Items listed in a dataset:
• • •

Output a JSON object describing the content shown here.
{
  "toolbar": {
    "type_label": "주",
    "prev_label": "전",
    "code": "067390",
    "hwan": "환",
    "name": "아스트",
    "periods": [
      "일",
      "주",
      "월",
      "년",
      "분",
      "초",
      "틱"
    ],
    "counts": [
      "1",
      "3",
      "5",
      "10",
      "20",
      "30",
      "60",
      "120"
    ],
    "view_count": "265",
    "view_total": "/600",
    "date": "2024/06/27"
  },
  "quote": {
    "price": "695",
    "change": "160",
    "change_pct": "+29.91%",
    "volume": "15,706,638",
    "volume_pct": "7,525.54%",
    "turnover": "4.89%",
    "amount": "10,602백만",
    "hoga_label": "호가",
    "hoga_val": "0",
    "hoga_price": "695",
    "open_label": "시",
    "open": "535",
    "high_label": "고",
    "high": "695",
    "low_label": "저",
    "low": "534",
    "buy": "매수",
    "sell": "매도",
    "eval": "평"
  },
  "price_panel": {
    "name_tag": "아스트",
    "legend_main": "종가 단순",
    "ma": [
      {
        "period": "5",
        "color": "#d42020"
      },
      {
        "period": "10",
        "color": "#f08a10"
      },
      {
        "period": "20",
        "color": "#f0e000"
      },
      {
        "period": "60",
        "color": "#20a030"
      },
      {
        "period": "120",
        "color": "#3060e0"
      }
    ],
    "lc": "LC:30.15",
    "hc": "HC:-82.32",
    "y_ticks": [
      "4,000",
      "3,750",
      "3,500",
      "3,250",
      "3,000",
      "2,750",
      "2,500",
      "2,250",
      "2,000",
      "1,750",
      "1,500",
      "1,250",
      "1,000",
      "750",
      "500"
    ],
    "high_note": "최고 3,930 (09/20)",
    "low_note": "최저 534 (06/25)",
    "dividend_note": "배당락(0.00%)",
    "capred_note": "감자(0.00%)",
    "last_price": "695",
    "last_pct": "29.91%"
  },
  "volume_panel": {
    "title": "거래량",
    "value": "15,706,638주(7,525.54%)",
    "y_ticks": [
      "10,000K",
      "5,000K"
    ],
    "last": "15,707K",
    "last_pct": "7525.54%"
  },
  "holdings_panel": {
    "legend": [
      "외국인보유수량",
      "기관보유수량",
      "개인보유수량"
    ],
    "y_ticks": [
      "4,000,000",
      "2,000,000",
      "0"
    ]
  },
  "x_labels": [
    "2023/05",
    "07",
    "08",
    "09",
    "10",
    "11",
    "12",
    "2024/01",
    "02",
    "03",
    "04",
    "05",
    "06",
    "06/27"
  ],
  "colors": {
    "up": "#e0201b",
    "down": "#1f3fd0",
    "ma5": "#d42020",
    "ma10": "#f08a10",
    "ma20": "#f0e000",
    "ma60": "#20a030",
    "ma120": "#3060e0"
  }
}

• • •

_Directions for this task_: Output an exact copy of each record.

_Answer to this exercise_:
Output a JSON object describing the content shown here.
{
  "toolbar": {
    "type_label": "주",
    "prev_label": "전",
    "code": "067390",
    "hwan": "환",
    "name": "아스트",
    "periods": [
      "일",
      "주",
      "월",
      "년",
      "분",
      "초",
      "틱"
    ],
    "counts": [
      "1",
      "3",
      "5",
      "10",
      "20",
      "30",
      "60",
      "120"
    ],
    "view_count": "265",
    "view_total": "/600",
    "date": "2024/06/27"
  },
  "quote": {
    "price": "695",
    "change": "160",
    "change_pct": "+29.91%",
    "volume": "15,706,638",
    "volume_pct": "7,525.54%",
    "turnover": "4.89%",
    "amount": "10,602백만",
    "hoga_label": "호가",
    "hoga_val": "0",
    "hoga_price": "695",
    "open_label": "시",
    "open": "535",
    "high_label": "고",
    "high": "695",
    "low_label": "저",
    "low": "534",
    "buy": "매수",
    "sell": "매도",
    "eval": "평"
  },
  "price_panel": {
    "name_tag": "아스트",
    "legend_main": "종가 단순",
    "ma": [
      {
        "period": "5",
        "color": "#d42020"
      },
      {
        "period": "10",
        "color": "#f08a10"
      },
      {
        "period": "20",
        "color": "#f0e000"
      },
      {
        "period": "60",
        "color": "#20a030"
      },
      {
        "period": "120",
        "color": "#3060e0"
      }
    ],
    "lc": "LC:30.15",
    "hc": "HC:-82.32",
    "y_ticks": [
      "4,000",
      "3,750",
      "3,500",
      "3,250",
      "3,000",
      "2,750",
      "2,500",
      "2,250",
      "2,000",
      "1,750",
      "1,500",
      "1,250",
      "1,000",
      "750",
      "500"
    ],
    "high_note": "최고 3,930 (09/20)",
    "low_note": "최저 534 (06/25)",
    "dividend_note": "배당락(0.00%)",
    "capred_note": "감자(0.00%)",
    "last_price": "695",
    "last_pct": "29.91%"
  },
  "volume_panel": {
    "title": "거래량",
    "value": "15,706,638주(7,525.54%)",
    "y_ticks": [
      "10,000K",
      "5,000K"
    ],
    "last": "15,707K",
    "last_pct": "7525.54%"
  },
  "holdings_panel": {
    "legend": [
      "외국인보유수량",
      "기관보유수량",
      "개인보유수량"
    ],
    "y_ticks": [
      "4,000,000",
      "2,000,000",
      "0"
    ]
  },
  "x_labels": [
    "2023/05",
    "07",
    "08",
    "09",
    "10",
    "11",
    "12",
    "2024/01",
    "02",
    "03",
    "04",
    "05",
    "06",
    "06/27"
  ],
  "colors": {
    "up": "#e0201b",
    "down": "#1f3fd0",
    "ma5": "#d42020",
    "ma10": "#f08a10",
    "ma20": "#f0e000",
    "ma60": "#20a030",
    "ma120": "#3060e0"
  }
}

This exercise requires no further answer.